These domestic economic concerns go some way toward explaining Orbán’s enduring appeal, as well as the challenge he now faces. Hungary’s economic performance has strengthened substantially since the global crash. GDP growth for the third quarter of 2018 was 5 percent year-on-year, the second highest in the EU, and unemployment has fallen from a high of 11.8 percent in March 2010, the year in which Orbán was first elected, to 3.6 percent in November 2018. However, according to the SGI report, this growth is built on shaky foundations. To reduce unemployment, Hungary’s government introduced massive public works programs, which employed 4 percent of Hungary’s workforce in 2017 – but employment in these programs is generally low-skilled and poorly remunerated, and those who participate find it hard to transition to jobs in the broader labor market. Another factor in the drop in unemployment is the increased number of Hungarians who have left the country to work abroad; with wages significantly higher in other EU countries, as many as 600,000 Hungarians, or around 9 percent of the country’s potential workforce, have used their freedom of movement to find opportunities elsewhere. Meanwhile, Orbán’s anti-migrant crusade has meant that the shortfall cannot be made up by workers from abroad. In consequence, Hungary is facing a skills shortage, which drove salaries up from 2017 onward, as companies vied for qualified workers.
Protests spread beyond the capital

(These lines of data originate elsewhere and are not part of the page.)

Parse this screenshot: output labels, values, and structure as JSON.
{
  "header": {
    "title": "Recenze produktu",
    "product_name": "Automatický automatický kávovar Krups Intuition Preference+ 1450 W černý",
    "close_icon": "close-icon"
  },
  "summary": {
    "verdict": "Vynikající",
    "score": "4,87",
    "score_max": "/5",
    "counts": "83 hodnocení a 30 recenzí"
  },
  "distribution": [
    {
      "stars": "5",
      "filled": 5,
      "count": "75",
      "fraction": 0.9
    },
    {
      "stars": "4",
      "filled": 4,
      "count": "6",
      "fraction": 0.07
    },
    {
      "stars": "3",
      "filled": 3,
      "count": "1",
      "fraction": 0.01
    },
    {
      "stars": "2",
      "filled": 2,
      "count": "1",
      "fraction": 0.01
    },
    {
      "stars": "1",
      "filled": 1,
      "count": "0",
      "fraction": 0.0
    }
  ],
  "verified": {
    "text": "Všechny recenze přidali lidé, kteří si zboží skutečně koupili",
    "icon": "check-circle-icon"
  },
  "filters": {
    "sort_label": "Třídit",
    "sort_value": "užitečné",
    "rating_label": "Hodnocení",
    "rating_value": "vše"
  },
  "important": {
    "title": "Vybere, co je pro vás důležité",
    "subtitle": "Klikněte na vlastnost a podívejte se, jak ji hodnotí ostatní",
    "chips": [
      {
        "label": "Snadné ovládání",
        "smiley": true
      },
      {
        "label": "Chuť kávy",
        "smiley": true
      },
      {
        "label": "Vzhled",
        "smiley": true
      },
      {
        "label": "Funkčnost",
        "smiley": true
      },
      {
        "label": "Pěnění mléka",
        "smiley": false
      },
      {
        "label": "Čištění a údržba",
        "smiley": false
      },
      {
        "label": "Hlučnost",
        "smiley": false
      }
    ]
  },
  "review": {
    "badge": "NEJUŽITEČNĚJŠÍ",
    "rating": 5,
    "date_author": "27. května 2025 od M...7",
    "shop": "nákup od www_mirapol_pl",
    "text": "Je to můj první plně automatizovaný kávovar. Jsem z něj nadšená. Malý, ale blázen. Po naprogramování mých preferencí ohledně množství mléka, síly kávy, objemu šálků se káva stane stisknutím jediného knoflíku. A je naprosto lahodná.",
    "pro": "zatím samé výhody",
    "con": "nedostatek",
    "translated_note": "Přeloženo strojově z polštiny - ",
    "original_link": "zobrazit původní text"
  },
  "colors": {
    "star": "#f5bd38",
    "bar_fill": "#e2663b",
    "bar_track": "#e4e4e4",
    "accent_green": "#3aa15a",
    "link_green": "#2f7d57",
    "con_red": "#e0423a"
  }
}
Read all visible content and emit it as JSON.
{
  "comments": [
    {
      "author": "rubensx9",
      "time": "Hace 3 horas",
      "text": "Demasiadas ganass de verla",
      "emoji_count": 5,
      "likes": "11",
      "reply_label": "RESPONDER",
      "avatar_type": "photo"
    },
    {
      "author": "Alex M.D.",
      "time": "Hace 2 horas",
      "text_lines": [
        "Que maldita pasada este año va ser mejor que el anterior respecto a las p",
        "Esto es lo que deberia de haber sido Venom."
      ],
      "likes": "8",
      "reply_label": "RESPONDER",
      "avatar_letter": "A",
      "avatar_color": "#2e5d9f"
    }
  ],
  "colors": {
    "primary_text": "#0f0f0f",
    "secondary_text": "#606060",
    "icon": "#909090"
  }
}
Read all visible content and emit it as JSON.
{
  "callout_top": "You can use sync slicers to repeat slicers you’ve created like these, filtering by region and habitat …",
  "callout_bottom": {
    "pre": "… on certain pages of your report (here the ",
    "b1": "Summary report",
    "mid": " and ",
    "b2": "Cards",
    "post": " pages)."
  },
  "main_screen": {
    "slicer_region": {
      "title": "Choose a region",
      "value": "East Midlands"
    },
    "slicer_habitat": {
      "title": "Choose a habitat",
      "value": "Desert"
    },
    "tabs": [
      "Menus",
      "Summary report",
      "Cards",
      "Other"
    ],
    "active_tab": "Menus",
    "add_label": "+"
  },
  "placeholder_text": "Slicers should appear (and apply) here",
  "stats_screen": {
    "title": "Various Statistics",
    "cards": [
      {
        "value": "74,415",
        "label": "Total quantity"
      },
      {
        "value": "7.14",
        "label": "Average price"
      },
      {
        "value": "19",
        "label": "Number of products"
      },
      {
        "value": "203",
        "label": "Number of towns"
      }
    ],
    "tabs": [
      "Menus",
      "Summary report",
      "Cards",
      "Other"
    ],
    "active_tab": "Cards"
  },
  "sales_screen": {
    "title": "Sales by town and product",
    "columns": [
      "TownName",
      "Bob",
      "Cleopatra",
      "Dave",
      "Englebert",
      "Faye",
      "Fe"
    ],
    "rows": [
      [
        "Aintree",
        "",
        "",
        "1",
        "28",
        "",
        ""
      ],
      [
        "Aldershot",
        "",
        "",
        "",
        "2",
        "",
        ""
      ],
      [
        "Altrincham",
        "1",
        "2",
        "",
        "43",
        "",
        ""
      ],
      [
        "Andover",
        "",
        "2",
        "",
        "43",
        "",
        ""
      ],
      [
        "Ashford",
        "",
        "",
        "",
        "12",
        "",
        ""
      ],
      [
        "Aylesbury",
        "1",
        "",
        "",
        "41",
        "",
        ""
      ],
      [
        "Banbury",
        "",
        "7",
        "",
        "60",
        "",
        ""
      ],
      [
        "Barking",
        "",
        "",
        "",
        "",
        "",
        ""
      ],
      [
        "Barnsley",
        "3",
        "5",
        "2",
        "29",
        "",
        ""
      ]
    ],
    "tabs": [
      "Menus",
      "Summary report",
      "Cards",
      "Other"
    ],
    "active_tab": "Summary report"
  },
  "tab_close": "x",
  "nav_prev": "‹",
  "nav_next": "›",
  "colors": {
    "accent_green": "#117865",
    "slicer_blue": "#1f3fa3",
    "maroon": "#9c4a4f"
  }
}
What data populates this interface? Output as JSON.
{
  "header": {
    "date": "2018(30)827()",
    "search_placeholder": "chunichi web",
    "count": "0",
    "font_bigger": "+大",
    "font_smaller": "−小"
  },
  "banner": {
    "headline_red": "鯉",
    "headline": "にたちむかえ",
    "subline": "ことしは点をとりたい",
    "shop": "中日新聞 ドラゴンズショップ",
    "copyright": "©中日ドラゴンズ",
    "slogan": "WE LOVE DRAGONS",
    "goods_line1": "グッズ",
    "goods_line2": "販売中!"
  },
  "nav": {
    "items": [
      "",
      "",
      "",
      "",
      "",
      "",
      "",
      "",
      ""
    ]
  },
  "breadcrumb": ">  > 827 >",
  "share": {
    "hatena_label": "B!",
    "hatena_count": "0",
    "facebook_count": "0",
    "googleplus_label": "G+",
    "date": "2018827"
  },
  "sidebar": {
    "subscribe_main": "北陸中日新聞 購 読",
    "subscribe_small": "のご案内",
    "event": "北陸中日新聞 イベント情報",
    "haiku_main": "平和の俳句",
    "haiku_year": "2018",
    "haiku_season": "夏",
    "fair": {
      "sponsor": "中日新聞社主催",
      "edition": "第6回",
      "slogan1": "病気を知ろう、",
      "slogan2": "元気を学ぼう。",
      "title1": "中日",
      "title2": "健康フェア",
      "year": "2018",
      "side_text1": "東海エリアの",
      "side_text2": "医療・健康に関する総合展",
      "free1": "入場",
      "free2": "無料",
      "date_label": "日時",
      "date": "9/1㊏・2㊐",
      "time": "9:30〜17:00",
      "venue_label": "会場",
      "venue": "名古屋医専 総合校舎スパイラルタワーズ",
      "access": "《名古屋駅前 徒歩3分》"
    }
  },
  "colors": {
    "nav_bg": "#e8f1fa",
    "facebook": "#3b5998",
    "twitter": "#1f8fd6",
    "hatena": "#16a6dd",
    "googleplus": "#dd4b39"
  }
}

The ‘slave law,’ approved on December 12, 2018, was intended to be a fix. It allows businesses to require employees to work 400 hours of overtime per year, up from the previous 250 hours, and companies can delay payment for the added hours worked for up to three years. Its defenders say that workers have the right to refuse to work the extra hours, but with well-paid jobs at a premium, opponents say that many workers will feel they have no choice but to comply.
Protests began immediately. Fidesz sought to blame the usual suspects, saying that the “Soros network” had manufactured unrest to blacken Hungary’s image. But in a new departure for Hungary in recent years, the demonstrations quickly spread to areas beyond the capital. The visible facts on the ground make it harder for the government to sustain its official line through its overwhelming media control.
Controversial changes in Hungary’s election registration procedures before the 2014 elections helped to fragment the country’s opposition – in autumn 2017, there were as many as 219 registered parties – and until now, anti-Orbán forces have been unable to find a unifying cause. But all the major opposition parties, including the far right, have voiced support for the current protests, potentially paving the way for greater cooperation beyond this single issue.
Opinion polls in December 2018 gave Fidesz 23 percent of the vote, with its nearest rivals polling at only 9 percent each – but in the same poll, a full 50 percent answered “do not know” to the question of who they would vote for if the election were held tomorrow. Clearly, many votes are up for grabs from those who feel unrepresented by the current political system. If the opposition can come together to capitalize on the public mood and draw in alienated voters, Fidesz may find itself at last with a real fight on its hands. The local elections of October 2019 will be the next chance to find out.
Justine Doody is an editor and analyst focusing on international relations, development, and the rule of law. She writes for the Bertelsmann Stiftung's SGI News and BTI Blog.